When Gorillas Beat their Chests, They Really Mean It

Whether it is gorillas or young human males trying to show their bravado, you have surely heard about “chest beating”.  But does it really mean what we think it does?  Now we finally know.  A team of international researchers have shown that chest beats reliably indicate the body size of the chest beater. Body size indicates competitive ability in gorillas. Therefore this information is likely to be crucial for rival males, as well as females in influencing mate choice.


Gorillas usually stand bipedally and rapidly beat their chests with cupped hands in rapid succession. Chest beating is a unique sound because is it not a vocalization, like frogs croaking, but rather it is a form of gestural communication that can be both heard and seen. The emanating drumming sound can be heard over one kilometer away. The presumed function of gorilla chest beats is to attract females and intimidate rival males.

Study overview

Researchers recorded chest beats and used a technique called photogrammetry to non-invasively measured body size of adult male wild mountain gorillas monitored by the Dian Fossey Gorilla Fund in Volcanoes National Park, Rwanda. They found that larger males emitted chest beats with lower peak frequencies than smaller ones. In other words, chest beats conveyed information regarding the body size of the chest beater.

What this means

Body size is a key attribute in many animals as it often reflects fighting or competitive ability. Previous research by this team showed that larger males were more socially dominant and more successful in terms of reproduction than smaller males.

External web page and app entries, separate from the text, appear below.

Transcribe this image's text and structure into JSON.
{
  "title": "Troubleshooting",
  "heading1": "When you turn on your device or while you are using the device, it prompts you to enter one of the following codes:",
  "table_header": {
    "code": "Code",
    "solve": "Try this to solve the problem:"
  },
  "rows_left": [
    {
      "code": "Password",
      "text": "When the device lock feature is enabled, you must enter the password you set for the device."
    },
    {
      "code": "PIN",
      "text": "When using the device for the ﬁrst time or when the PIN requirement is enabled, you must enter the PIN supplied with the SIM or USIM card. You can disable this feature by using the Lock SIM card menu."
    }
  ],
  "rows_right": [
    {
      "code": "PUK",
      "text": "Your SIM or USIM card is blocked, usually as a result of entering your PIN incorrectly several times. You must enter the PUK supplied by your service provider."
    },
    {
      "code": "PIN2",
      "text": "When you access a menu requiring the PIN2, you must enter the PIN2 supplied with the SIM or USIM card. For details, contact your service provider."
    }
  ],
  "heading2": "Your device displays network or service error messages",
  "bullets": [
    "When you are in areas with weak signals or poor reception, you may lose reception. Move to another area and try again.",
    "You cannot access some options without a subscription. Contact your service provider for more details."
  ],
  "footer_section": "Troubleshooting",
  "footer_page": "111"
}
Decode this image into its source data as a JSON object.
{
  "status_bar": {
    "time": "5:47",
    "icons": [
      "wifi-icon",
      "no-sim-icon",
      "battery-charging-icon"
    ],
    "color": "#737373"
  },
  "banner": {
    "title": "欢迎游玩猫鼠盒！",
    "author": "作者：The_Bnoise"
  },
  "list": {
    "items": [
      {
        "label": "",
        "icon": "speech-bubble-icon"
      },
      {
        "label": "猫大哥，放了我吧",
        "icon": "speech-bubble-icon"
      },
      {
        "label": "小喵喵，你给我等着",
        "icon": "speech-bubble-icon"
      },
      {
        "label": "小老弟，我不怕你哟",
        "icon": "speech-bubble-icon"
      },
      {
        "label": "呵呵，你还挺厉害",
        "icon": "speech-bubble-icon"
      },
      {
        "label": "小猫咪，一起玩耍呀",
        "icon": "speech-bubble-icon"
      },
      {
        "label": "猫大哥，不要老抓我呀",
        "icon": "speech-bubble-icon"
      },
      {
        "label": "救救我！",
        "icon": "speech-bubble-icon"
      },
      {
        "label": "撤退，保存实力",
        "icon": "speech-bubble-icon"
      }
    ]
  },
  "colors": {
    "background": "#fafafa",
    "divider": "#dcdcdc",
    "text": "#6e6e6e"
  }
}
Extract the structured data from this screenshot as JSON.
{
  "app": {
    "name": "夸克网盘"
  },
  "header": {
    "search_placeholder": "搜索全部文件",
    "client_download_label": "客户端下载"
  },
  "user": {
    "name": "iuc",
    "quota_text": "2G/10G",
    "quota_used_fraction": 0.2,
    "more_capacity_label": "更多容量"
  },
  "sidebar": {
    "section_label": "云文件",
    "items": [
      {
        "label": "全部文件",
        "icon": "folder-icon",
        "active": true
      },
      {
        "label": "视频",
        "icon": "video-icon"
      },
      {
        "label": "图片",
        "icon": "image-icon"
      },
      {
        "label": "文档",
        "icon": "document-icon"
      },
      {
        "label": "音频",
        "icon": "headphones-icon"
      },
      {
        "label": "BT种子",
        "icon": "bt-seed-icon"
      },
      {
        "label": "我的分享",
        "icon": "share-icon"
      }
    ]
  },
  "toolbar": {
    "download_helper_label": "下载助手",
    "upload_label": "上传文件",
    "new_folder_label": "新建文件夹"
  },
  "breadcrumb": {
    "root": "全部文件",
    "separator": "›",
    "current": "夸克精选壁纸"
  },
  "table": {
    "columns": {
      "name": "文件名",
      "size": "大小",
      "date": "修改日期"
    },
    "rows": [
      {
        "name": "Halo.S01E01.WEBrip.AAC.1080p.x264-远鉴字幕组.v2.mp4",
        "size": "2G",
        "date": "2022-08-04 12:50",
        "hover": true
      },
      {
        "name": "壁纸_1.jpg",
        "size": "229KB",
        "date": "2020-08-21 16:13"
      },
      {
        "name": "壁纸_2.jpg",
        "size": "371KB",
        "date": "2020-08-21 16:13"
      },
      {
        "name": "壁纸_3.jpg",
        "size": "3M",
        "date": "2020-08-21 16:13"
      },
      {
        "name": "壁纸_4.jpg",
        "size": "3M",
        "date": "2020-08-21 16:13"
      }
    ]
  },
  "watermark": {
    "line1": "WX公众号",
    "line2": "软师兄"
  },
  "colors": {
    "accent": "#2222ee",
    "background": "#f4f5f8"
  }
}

Rival males are likely to attend to the body size information transmitted in chest beats as it allows them to assess the competitive ability of the chest beater, this will help them decide whether to initiate, escalate or retreat in aggressive contests with them. Females on the other hand, are likely to use this information in their choice of potential mates.

Journal reference: Edward Wright, Sven Grawunder, Eric Ndayishimiye, Jordi Galbany, Shannon C. McFarlin, Tara S. Stoinski & Martha M. Robbins. Chest beats as an honest signal of body size in male mountain gorillas (Gorilla beringei beringei), Scientific Reports, 08 April 2021.  Max Planck Institute for Evolutionary Anthropology. Overview